Trump claims ‘victory for security’ in travel ban ruling

Restrictions continue for residents of six ‘terror-prone’ Muslim-majority countries

A flag flies outside the US supreme court after it was announced that the court will allow a limited version of Donald Trump’s travel ban to take effect. Photograph: Eric Thayer/Getty

A flag flies outside the US supreme court after it was announced that the court will allow a limited version of Donald Trump’s travel ban to take effect. Photograph: Eric Thayer/Getty

 

US president Donald Trump has welcomed a supreme court decision to uphold part of his controversial travel ban as “a clear victory for our national security,” as the country’s highest court paved the way for travel restrictions on residents of what Mr Trump termed six “terror-prone” countries.

In a decision on Monday, the supreme court ruled that a limited version of Mr Trump’s immigration ban can come into effect, though it “may not be enforced against foreign nationals who have a credible claim of a bona fide relationship with a person or entity in the United States”. The decision is likely to affect the issuance of visas to new applicants from the six Muslim-majority countries affected by the ban – Iran, Libya, Somalia, Sudan, Syria and Yemen.
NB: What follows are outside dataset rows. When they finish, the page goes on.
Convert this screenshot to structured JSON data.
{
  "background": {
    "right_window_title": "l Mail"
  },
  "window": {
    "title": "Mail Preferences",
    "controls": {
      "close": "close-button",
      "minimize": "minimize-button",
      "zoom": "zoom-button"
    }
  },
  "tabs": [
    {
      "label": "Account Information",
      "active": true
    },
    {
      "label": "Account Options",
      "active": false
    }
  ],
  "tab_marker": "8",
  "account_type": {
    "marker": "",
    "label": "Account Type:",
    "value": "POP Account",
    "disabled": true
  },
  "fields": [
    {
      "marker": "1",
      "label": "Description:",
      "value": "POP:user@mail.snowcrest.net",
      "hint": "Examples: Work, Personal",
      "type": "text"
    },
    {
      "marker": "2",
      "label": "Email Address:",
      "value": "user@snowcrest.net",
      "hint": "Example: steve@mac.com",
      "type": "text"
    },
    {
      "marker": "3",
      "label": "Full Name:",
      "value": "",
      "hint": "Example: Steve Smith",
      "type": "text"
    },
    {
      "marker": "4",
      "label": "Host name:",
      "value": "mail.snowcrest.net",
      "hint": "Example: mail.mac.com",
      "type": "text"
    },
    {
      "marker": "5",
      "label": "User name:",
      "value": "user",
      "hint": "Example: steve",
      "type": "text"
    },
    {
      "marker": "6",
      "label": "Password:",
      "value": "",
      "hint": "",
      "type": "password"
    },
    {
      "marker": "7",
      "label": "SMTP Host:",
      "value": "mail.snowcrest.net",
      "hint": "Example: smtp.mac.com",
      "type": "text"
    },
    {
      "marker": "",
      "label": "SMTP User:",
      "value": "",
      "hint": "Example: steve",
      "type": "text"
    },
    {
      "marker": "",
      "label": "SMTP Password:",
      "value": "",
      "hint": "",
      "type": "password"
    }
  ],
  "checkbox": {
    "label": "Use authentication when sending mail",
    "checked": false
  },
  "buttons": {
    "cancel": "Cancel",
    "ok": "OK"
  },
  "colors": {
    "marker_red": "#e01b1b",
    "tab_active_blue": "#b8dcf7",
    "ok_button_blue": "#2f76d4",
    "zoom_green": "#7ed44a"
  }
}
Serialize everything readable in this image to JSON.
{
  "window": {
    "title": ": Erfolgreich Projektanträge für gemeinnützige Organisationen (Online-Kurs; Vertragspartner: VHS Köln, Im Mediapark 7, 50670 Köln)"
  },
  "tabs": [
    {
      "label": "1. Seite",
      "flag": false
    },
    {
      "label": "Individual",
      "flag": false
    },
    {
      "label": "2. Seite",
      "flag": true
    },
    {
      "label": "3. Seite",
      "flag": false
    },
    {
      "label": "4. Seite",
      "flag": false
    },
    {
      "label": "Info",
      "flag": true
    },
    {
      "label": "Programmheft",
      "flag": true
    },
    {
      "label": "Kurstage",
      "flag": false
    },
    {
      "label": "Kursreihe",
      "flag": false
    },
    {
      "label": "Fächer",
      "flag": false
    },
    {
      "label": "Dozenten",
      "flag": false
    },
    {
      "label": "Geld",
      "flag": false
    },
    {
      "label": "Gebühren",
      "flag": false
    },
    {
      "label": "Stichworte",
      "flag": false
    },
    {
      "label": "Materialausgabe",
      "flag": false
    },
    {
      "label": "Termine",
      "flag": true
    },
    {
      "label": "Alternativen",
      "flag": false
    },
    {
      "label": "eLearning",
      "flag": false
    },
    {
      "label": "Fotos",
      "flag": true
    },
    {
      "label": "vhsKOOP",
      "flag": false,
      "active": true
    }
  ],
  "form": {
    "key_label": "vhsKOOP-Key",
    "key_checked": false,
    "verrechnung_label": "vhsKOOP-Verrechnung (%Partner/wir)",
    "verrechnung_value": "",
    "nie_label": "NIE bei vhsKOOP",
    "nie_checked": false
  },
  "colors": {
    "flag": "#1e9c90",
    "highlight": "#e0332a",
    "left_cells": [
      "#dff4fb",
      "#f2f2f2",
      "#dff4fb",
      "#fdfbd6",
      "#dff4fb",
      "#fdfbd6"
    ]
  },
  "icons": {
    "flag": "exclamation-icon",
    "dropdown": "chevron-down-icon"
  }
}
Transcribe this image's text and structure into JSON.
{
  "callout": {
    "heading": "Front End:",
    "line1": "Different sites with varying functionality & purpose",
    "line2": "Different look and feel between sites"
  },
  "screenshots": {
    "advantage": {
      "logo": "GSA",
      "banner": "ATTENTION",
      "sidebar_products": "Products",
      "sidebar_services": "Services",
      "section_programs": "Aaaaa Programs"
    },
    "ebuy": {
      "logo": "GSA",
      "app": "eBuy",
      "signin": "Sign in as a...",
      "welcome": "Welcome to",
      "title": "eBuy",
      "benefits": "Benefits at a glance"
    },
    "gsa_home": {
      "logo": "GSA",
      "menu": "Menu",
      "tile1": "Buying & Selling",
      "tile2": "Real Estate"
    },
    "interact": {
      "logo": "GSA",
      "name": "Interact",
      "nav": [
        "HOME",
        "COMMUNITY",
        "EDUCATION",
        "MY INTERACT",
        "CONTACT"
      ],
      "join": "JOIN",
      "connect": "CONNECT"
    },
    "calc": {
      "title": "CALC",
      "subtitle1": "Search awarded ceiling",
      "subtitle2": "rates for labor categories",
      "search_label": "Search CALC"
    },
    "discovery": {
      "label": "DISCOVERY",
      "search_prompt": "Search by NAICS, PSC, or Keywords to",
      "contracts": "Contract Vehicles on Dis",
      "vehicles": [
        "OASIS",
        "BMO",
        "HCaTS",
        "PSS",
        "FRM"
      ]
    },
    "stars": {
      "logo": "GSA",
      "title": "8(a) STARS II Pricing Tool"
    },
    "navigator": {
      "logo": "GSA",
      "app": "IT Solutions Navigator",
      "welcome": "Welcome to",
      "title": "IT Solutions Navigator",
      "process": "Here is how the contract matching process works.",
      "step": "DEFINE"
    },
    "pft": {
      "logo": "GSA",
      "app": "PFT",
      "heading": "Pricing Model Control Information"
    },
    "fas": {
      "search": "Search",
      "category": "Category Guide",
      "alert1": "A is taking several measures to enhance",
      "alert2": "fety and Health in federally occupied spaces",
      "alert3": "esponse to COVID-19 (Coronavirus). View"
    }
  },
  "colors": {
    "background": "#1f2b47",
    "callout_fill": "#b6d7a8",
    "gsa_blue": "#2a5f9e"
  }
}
In a statement, the president said the decision would allow the “travel suspension for the six terror-prone countries and the refugee suspension to become largely effective”.

“As president, I cannot allow people into our country who want to do us harm,” he said. “I want people who can love the United States and all of its citizens, and who will be hardworking and productive. My number one responsibility as commander in chief is to keep the American people safe.”

The supreme court will consider the full case after the summer recess.

Monday’s decision in effect removes the stay on aspects of the ban that was introduced following judgments by several lower courts over the past few months.

Most recently the fourth circuit court of appeal in Virginia upheld a ruling in Maryland that the revised proposed 90-day ban on immigration from six Muslim-majority countries violated the principle of religious freedom enshrined in the constitution. It followed a similar judgment by a federal district court in Hawaii.

Legal minefield

Several courts used the president’s previous comments against Muslims during his presidential campaign as part of their reasoning.

The decision by the supreme court to hear the Trump administration’s appeal of the federal court rulings in the autumn sets up a major constitutional challenge for the nine-member court who will have to decide about the constitutionality of the US president’s power over immigration and national security matters. Mr Trump and his lawyers have consistently argued that it is the right of the US president to take measures that are deemed to be in the interest of national security.

Mr Trump signed an executive order banning immigration from seven Muslim-majority countries within his first week in office, a move that caused chaos at airports across the country and prompted multiple law suits. After a stay was placed on the order Mr Trump presented a revised order in March which excluded Iraq from the list of countries covered by the ban and omitted a section that appeared to target Syrian refugees.

The supreme court decision, announced on the court’s last day of term, could open up a legal minefield as lawyers try to prove an immigrant’s claims of a “bona fide relationship” with a person in the United States.

Global perceptions of the US

Meanwhile, a survey by the Pew Research Centre has found that the United States’s reputation across the world has plunged in the wake of Mr Trump’s election.

The annual survey, which looks at perceptions of the US in 37 countries, found that the favourability of the US has fallen sharply in virtually all countries since the billionaire property developer was elected. The notable exceptions are Russia and Israel where positive opinions of the US rose following his election.

The study found that a median of just 22 per cent of people in 37 countries had confidence in Mr Trump, compared to the 64 per cent favourability rating enjoyed by his predecessor Barack Obama at the end of his presidency. His leadership has also affected global perceptions of the US, with 49 per cent of people favourably inclined towards the US, compared to 64 per cent in the closing years of the Obama presidency.

The last time there was such a shift in global perceptions of a US presidency was after the election of Mr Obama when perceptions of the US shot up following the George W Bush presidency, which had seen historically low ratings internationally.

The survey, which was undertaken between February and May this year, questioned more than 40,000 respondents in 37 countries.

Almost a third (32 per cent) of respondents supported Mr Trump’s plan to ban immigration from Muslim-majority countries, though support rose to more than half in four countries – Hungary, Poland, Israel and Russia.